Leadership comes down to the Ueshiba family, and mine historically supports her. I really wish to preserve this form of thought in the future. That’s what I say to my sons every day. But at the same time, we must protect, conserve and transmit the traditional techniques of Iwama: this is all the work and legacy of my father. All those who enjoy this form of thought are our friends, but we have nothing against those who do not share these values, or who do not know Aikido. What really matters is that these traditional values live and spread.
These values are the soul of Japan, and belong to Shinto or Buddhism. I practice them in Shinto, as the Founder did: the day begins with prayer and meditation, then begins keiko (training), then the day is spent working in the fields as we were taught by O-Sensei.
This is because Moriteru Ueshiba Sensei allowed me to take my independence that I have the time to live well, just as the Founder did. Formerly, my father and I had to take care of the Founder’s Dojo, the Aiki-Jinja with all it entails. We were very busy even though we had time to work in the fields and give the Gods its fruits as offerings. Independent, I can truly follow O-Sensei’s way of life. For this too I am very grateful to the Ueshiba family. I am also very grateful to all those who are involved today in the Founder’s Dojo and the Aiki-Jinja.
10 years ago, I experienced a certain kind of stress. But today, I feel nothing but gratitude. Each day is gratitude. For this seminar in France, in Rennes, I also feel gratitude. For me, this is guided by O-Sensei. I think happiness is to practice Aikido daily.

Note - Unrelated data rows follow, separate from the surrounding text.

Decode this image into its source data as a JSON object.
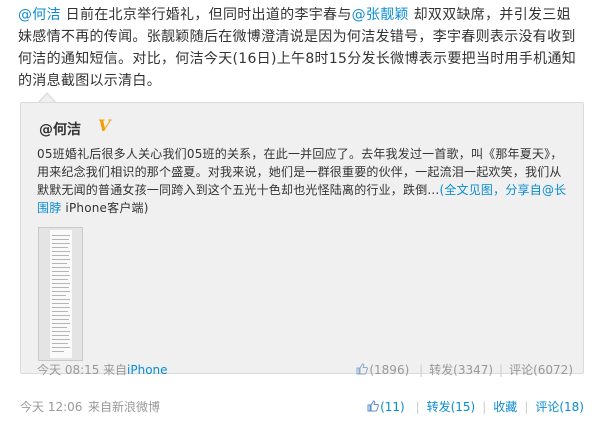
{
  "post": {
    "mention_1": "@何洁",
    "text_1": " 日前在北京举行婚礼，但同时出道的李宇春与",
    "mention_2": "@张靓颖",
    "text_2": " 却双双缺席，并引发三姐妹感情不再的传闻。张靓颖随后在微博澄清说是因为何洁发错号，李宇春则表示没有收到何洁的通知短信。对比，何洁今天(16日)上午8时15分发长微博表示要把当时用手机通知的消息截图以示清白。"
  },
  "quote": {
    "author": "@何洁",
    "verified_badge": "V",
    "text": "05班婚礼后很多人关心我们05班的关系，在此一并回应了。去年我发过一首歌，叫《那年夏天》，用来纪念我们相识的那个盛夏。对我来说，她们是一群很重要的伙伴，一起流泪一起欢笑，我们从默默无闻的普通女孩一同跨入到这个五光十色却也光怪陆离的行业，跌倒...",
    "full_text_link": "(全文见图，分享自",
    "via_mention": "@长围脖",
    "via_suffix": " iPhone客户端)",
    "time": "今天 08:15",
    "source_prefix": "来自",
    "source": "iPhone",
    "like_count": "(1896)",
    "repost_label": "转发(3347)",
    "comment_label": "评论(6072)"
  },
  "footer": {
    "time": "今天 12:06",
    "via": "来自新浪微博",
    "like_count": "(11)",
    "repost_label": "转发(15)",
    "favorite_label": "收藏",
    "comment_label": "评论(18)"
  },
  "colors": {
    "link": "#0a8cd2",
    "muted": "#999999",
    "quote_bg": "#f0f0f0",
    "badge": "#f0a000"
  },
  "icons": [
    "thumbs-up-icon",
    "verified-v-icon"
  ]
}
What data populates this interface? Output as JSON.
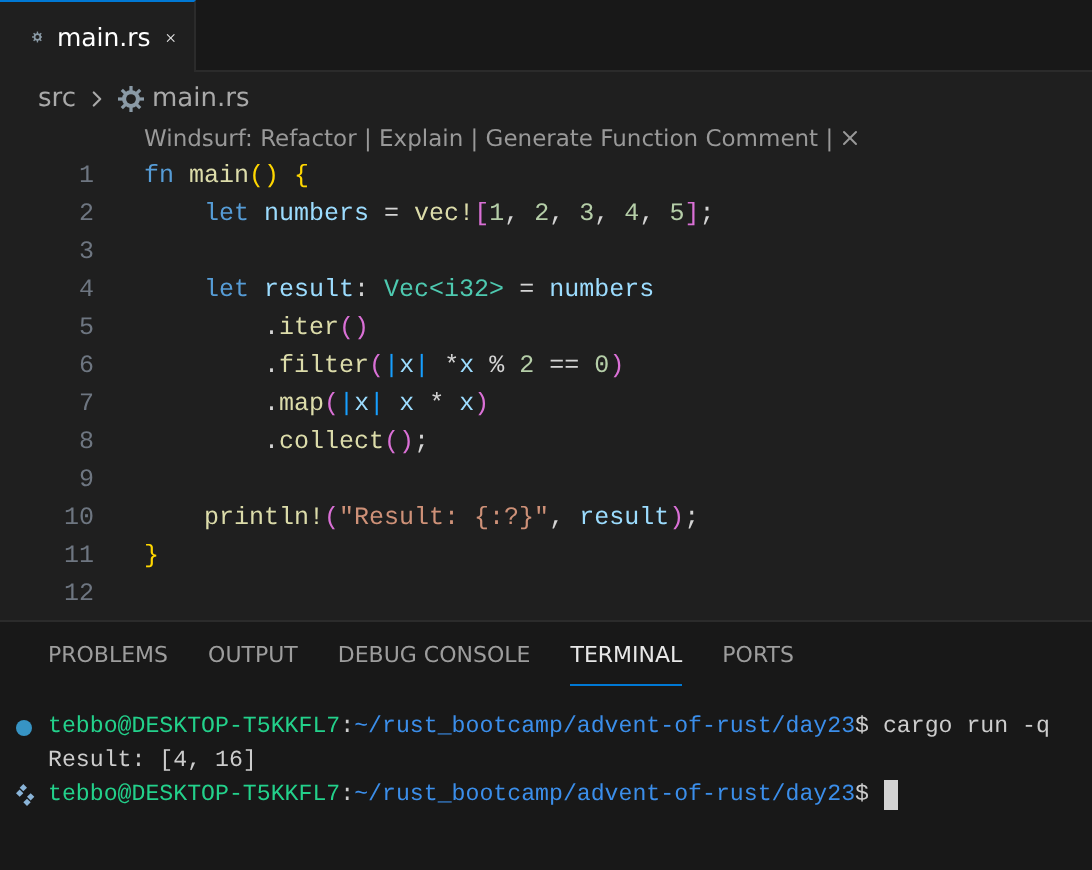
{
  "tabs": [
    {
      "label": "main.rs",
      "selected": true
    }
  ],
  "breadcrumb": [
    "src",
    "main.rs"
  ],
  "codelens": "Windsurf: Refactor | Explain | Generate Function Comment |",
  "code_lines": [
    {
      "number": "1",
      "tokens": [
        {
          "t": "fn ",
          "kind": "keyword"
        },
        {
          "t": "main",
          "kind": "function"
        },
        {
          "t": "()",
          "kind": "bracket1"
        },
        {
          "t": " {",
          "kind": "bracket1"
        }
      ]
    },
    {
      "number": "2",
      "tokens": [
        {
          "t": "    let ",
          "kind": "keyword"
        },
        {
          "t": "numbers",
          "kind": "variable"
        },
        {
          "t": " = ",
          "kind": "plain"
        },
        {
          "t": "vec!",
          "kind": "function"
        },
        {
          "t": "[",
          "kind": "bracket2"
        },
        {
          "t": "1",
          "kind": "number"
        },
        {
          "t": ", ",
          "kind": "plain"
        },
        {
          "t": "2",
          "kind": "number"
        },
        {
          "t": ", ",
          "kind": "plain"
        },
        {
          "t": "3",
          "kind": "number"
        },
        {
          "t": ", ",
          "kind": "plain"
        },
        {
          "t": "4",
          "kind": "number"
        },
        {
          "t": ", ",
          "kind": "plain"
        },
        {
          "t": "5",
          "kind": "number"
        },
        {
          "t": "]",
          "kind": "bracket2"
        },
        {
          "t": ";",
          "kind": "plain"
        }
      ]
    },
    {
      "number": "3"
    },
    {
      "number": "4",
      "tokens": [
        {
          "t": "    let ",
          "kind": "keyword"
        },
        {
          "t": "result",
          "kind": "variable"
        },
        {
          "t": ": ",
          "kind": "plain"
        },
        {
          "t": "Vec<i32>",
          "kind": "type"
        },
        {
          "t": " = ",
          "kind": "plain"
        },
        {
          "t": "numbers",
          "kind": "variable"
        }
      ]
    },
    {
      "number": "5",
      "tokens": [
        {
          "t": "        .",
          "kind": "plain"
        },
        {
          "t": "iter",
          "kind": "function"
        },
        {
          "t": "()",
          "kind": "bracket2"
        }
      ]
    },
    {
      "number": "6",
      "tokens": [
        {
          "t": "        .",
          "kind": "plain"
        },
        {
          "t": "filter",
          "kind": "function"
        },
        {
          "t": "(",
          "kind": "bracket2"
        },
        {
          "t": "|",
          "kind": "bracket3"
        },
        {
          "t": "x",
          "kind": "variable"
        },
        {
          "t": "|",
          "kind": "bracket3"
        },
        {
          "t": " *",
          "kind": "plain"
        },
        {
          "t": "x",
          "kind": "variable"
        },
        {
          "t": " % ",
          "kind": "plain"
        },
        {
          "t": "2",
          "kind": "number"
        },
        {
          "t": " == ",
          "kind": "plain"
        },
        {
          "t": "0",
          "kind": "number"
        },
        {
          "t": ")",
          "kind": "bracket2"
        }
      ]
    },
    {
      "number": "7",
      "tokens": [
        {
          "t": "        .",
          "kind": "plain"
        },
        {
          "t": "map",
          "kind": "function"
        },
        {
          "t": "(",
          "kind": "bracket2"
        },
        {
          "t": "|",
          "kind": "bracket3"
        },
        {
          "t": "x",
          "kind": "variable"
        },
        {
          "t": "|",
          "kind": "bracket3"
        },
        {
          "t": " x",
          "kind": "variable"
        },
        {
          "t": " * ",
          "kind": "plain"
        },
        {
          "t": "x",
          "kind": "variable"
        },
        {
          "t": ")",
          "kind": "bracket2"
        }
      ]
    },
    {
      "number": "8",
      "tokens": [
        {
          "t": "        .",
          "kind": "plain"
        },
        {
          "t": "collect",
          "kind": "function"
        },
        {
          "t": "()",
          "kind": "bracket2"
        },
        {
          "t": ";",
          "kind": "plain"
        }
      ]
    },
    {
      "number": "9"
    },
    {
      "number": "10",
      "tokens": [
        {
          "t": "    println!",
          "kind": "function"
        },
        {
          "t": "(",
          "kind": "bracket2"
        },
        {
          "t": "\"Result: {:?}\"",
          "kind": "string"
        },
        {
          "t": ", ",
          "kind": "plain"
        },
        {
          "t": "result",
          "kind": "variable"
        },
        {
          "t": ")",
          "kind": "bracket2"
        },
        {
          "t": ";",
          "kind": "plain"
        }
      ]
    },
    {
      "number": "11",
      "tokens": [
        {
          "t": "}",
          "kind": "bracket1"
        }
      ]
    },
    {
      "number": "12"
    }
  ],
  "panel_tabs": [
    {
      "label": "PROBLEMS",
      "selected": false
    },
    {
      "label": "OUTPUT",
      "selected": false
    },
    {
      "label": "DEBUG CONSOLE",
      "selected": false
    },
    {
      "label": "TERMINAL",
      "selected": true
    },
    {
      "label": "PORTS",
      "selected": false
    }
  ],
  "terminal": [
    {
      "kind": "prompt",
      "succeeded": true,
      "user": "tebbo@DESKTOP-T5KKFL7",
      "sep": ":",
      "path": "~/rust_bootcamp/advent-of-rust/day23",
      "symbol": "$",
      "command": " cargo run -q"
    },
    {
      "kind": "output",
      "text": "Result: [4, 16]"
    },
    {
      "kind": "prompt",
      "succeeded": false,
      "user": "tebbo@DESKTOP-T5KKFL7",
      "sep": ":",
      "path": "~/rust_bootcamp/advent-of-rust/day23",
      "symbol": "$",
      "cursor": true
    }
  ]
}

I really thank you.
Interview realised the 9th november in Rennes (France) by Olivier Eberhardt.
Translation: Charles Durand / Olivier Eberhardt
(1) Calligraphy (Shodo 書 道) has three Japanese writing styles that are linked sequentially and correspond to control steps. The first style taught is called “Kaisho” and consists of strictly centered characters with prominents angles and in which every detail is harshly checked. This first style is aimed to acquire the basics. It is characterized by a static print. The second style is called “Gyosho”: characters are still close to the Kaisho style but show more dynamic curves and render the moves of the brush. Characters written in the third style, called “Sosho” or “grass writing”, are illegible to neophytes, their shapes are linked as they render the very movement of the brush. Each of these styles is a step that requires prior mastery of the previous style.